In the entries below, find each line with the string "type" and copy it.
:: Information
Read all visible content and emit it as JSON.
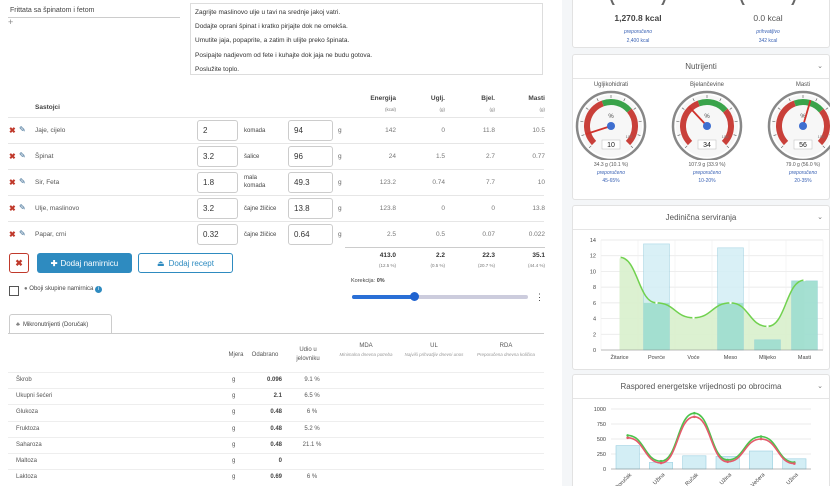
{
  "recipe": {
    "title": "Frittata sa špinatom i fetom",
    "add_symbol": "+",
    "instructions": [
      "Zagrijte maslinovo ulje u tavi na srednje jakoj vatri.",
      "Dodajte oprani špinat i kratko pirjajte dok ne omekša.",
      "Umutite jaja, popaprite, a zatim ih ulijte preko špinata.",
      "Posipajte nadjevom od fete i kuhajte dok jaja ne budu gotova.",
      "Poslužite toplo."
    ]
  },
  "ingredients_table": {
    "header_name": "Sastojci",
    "columns": [
      {
        "label": "Energija",
        "unit": "(kcal)"
      },
      {
        "label": "Uglj.",
        "unit": "(g)"
      },
      {
        "label": "Bjel.",
        "unit": "(g)"
      },
      {
        "label": "Masti",
        "unit": "(g)"
      }
    ],
    "rows": [
      {
        "name": "Jaje, cijelo",
        "qty": "2",
        "unit": "komada",
        "grams": "94",
        "g": "g",
        "energy": "142",
        "carbs": "0",
        "protein": "11.8",
        "fat": "10.5"
      },
      {
        "name": "Špinat",
        "qty": "3.2",
        "unit": "šalice",
        "grams": "96",
        "g": "g",
        "energy": "24",
        "carbs": "1.5",
        "protein": "2.7",
        "fat": "0.77"
      },
      {
        "name": "Sir, Feta",
        "qty": "1.8",
        "unit": "mala komada",
        "grams": "49.3",
        "g": "g",
        "energy": "123.2",
        "carbs": "0.74",
        "protein": "7.7",
        "fat": "10"
      },
      {
        "name": "Ulje, maslinovo",
        "qty": "3.2",
        "unit": "čajne žličice",
        "grams": "13.8",
        "g": "g",
        "energy": "123.8",
        "carbs": "0",
        "protein": "0",
        "fat": "13.8"
      },
      {
        "name": "Papar, crni",
        "qty": "0.32",
        "unit": "čajne žličice",
        "grams": "0.64",
        "g": "g",
        "energy": "2.5",
        "carbs": "0.5",
        "protein": "0.07",
        "fat": "0.022"
      }
    ],
    "totals": {
      "energy": "413.0",
      "carbs": "2.2",
      "protein": "22.3",
      "fat": "35.1"
    },
    "totals_pct": {
      "energy": "(12.5 %)",
      "carbs": "(0.5 %)",
      "protein": "(20.7 %)",
      "fat": "(44.4 %)"
    }
  },
  "icons": {
    "delete": "x-icon",
    "edit": "pencil-icon",
    "cancel": "x-icon",
    "plus": "plus-icon",
    "upload": "upload-icon",
    "info": "info-icon",
    "menu": "kebab-icon",
    "chevron": "chevron-down-icon"
  },
  "actions": {
    "cancel_symbol": "✖",
    "add_ingredient": "Dodaj namirnicu",
    "add_recipe": "Dodaj recept",
    "group_check_label": "Oboji skupine namirnica"
  },
  "slider": {
    "label": "Korekcija:",
    "value": "0%",
    "fraction": 0.35
  },
  "micronutrients": {
    "tab_label": "Mikronutrijenti (Doručak)",
    "headers": {
      "unit": "Mjera",
      "amount": "Odabrano",
      "share": "Udio u jelovniku",
      "mda": "MDA",
      "mda_sub": "Minimalna dnevna potreba",
      "ul": "UL",
      "ul_sub": "Najviši prihvatljiv dnevni unos",
      "rda": "RDA",
      "rda_sub": "Preporučena dnevna količina"
    },
    "rows": [
      {
        "name": "Škrob",
        "unit": "g",
        "amount": "0.096",
        "pct": "9.1 %"
      },
      {
        "name": "Ukupni šećeri",
        "unit": "g",
        "amount": "2.1",
        "pct": "6.5 %"
      },
      {
        "name": "Glukoza",
        "unit": "g",
        "amount": "0.48",
        "pct": "6 %"
      },
      {
        "name": "Fruktoza",
        "unit": "g",
        "amount": "0.48",
        "pct": "5.2 %"
      },
      {
        "name": "Saharoza",
        "unit": "g",
        "amount": "0.48",
        "pct": "21.1 %"
      },
      {
        "name": "Maltoza",
        "unit": "g",
        "amount": "0",
        "pct": ""
      },
      {
        "name": "Laktoza",
        "unit": "g",
        "amount": "0.69",
        "pct": "6 %"
      }
    ]
  },
  "energy_summary": {
    "left": {
      "value": "1,270.8 kcal",
      "label": "preporučeno",
      "target": "2,400 kcal"
    },
    "right": {
      "value": "0.0 kcal",
      "label": "prihvatljivo",
      "target": "342 kcal"
    }
  },
  "nutrients_panel": {
    "title": "Nutrijenti",
    "gauges": [
      {
        "name": "Ugljikohidrati",
        "value": 10,
        "reading": "10",
        "amount": "34.3 g (10.1 %)",
        "label": "preporučeno",
        "range": "45-65%"
      },
      {
        "name": "Bjelančevine",
        "value": 34,
        "reading": "34",
        "amount": "107.9 g (33.9 %)",
        "label": "preporučeno",
        "range": "10-20%"
      },
      {
        "name": "Masti",
        "value": 56,
        "reading": "56",
        "amount": "79.0 g (56.0 %)",
        "label": "preporučeno",
        "range": "20-35%"
      }
    ],
    "gauge_symbol": "%",
    "gauge_max": "100"
  },
  "serving_chart": {
    "title": "Jedinična serviranja"
  },
  "energy_meal_chart": {
    "title": "Raspored energetske vrijednosti po obrocima"
  },
  "chart_data": [
    {
      "type": "bar",
      "title": "Jedinična serviranja",
      "categories": [
        "Žitarice",
        "Povrće",
        "Voće",
        "Meso",
        "Mlijeko",
        "Masti"
      ],
      "series": [
        {
          "type": "bar",
          "values": [
            0,
            13.5,
            0,
            13,
            1.3,
            8.8
          ]
        },
        {
          "type": "area",
          "values": [
            11.8,
            6.0,
            4.1,
            6.0,
            3.0,
            8.9
          ]
        }
      ],
      "ylim": [
        0,
        14
      ],
      "yticks": [
        0,
        2,
        4,
        6,
        8,
        10,
        12,
        14
      ],
      "colors": {
        "bar_fill": "#d3eef5",
        "bar_stroke": "#9acfe0",
        "bar_overlap": "#8fd8c3",
        "area_fill": "#d8f0cc",
        "line": "#71d14f"
      },
      "grid": true
    },
    {
      "type": "line",
      "title": "Raspored energetske vrijednosti po obrocima",
      "yticks": [
        0,
        250,
        500,
        750,
        1000
      ],
      "ylim": [
        0,
        1000
      ],
      "bars": [
        390,
        110,
        220,
        210,
        300,
        170
      ],
      "series": [
        {
          "color": "#4cc34c",
          "values": [
            560,
            130,
            930,
            150,
            540,
            110
          ]
        },
        {
          "color": "#e45b6c",
          "values": [
            520,
            100,
            870,
            120,
            500,
            90
          ]
        }
      ],
      "x_labels": [
        "Doručak",
        "Užina",
        "Ručak",
        "Užina",
        "Večera",
        "Užina"
      ],
      "grid": true
    }
  ]
}
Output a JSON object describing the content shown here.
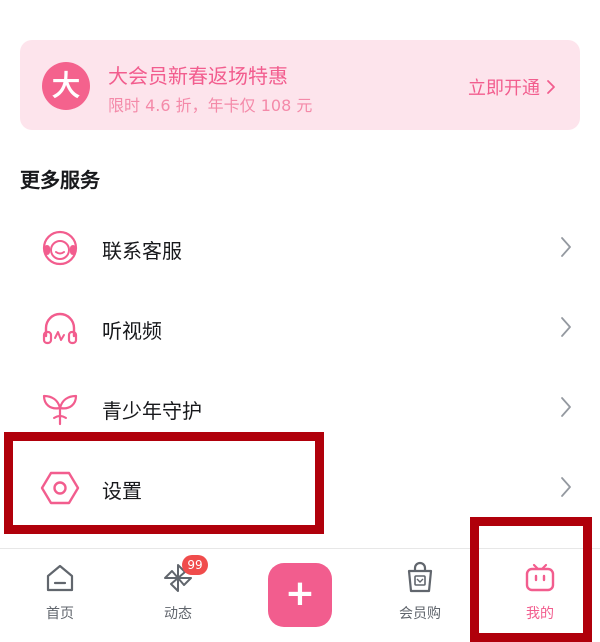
{
  "vip_banner": {
    "badge": "大",
    "title": "大会员新春返场特惠",
    "subtitle": "限时 4.6 折，年卡仅 108 元",
    "action": "立即开通"
  },
  "more_services": {
    "title": "更多服务",
    "items": [
      {
        "label": "联系客服",
        "icon": "headset-icon"
      },
      {
        "label": "听视频",
        "icon": "headphones-icon"
      },
      {
        "label": "青少年守护",
        "icon": "sprout-icon"
      },
      {
        "label": "设置",
        "icon": "hexagon-settings-icon"
      }
    ]
  },
  "tabbar": {
    "items": [
      {
        "label": "首页",
        "icon": "home-icon"
      },
      {
        "label": "动态",
        "icon": "pinwheel-icon",
        "badge": "99"
      },
      {
        "label": "",
        "icon": "plus-icon"
      },
      {
        "label": "会员购",
        "icon": "shopping-bag-icon"
      },
      {
        "label": "我的",
        "icon": "tv-face-icon",
        "active": true
      }
    ],
    "publish_symbol": "+"
  },
  "colors": {
    "accent": "#f25d8e",
    "banner_bg": "#fde4ec",
    "highlight": "#b0000b",
    "text": "#18191c",
    "muted": "#61666d"
  }
}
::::
Task output:
      "type": "bar",
          "type": "bar",
          "type": "area",
      "type": "line",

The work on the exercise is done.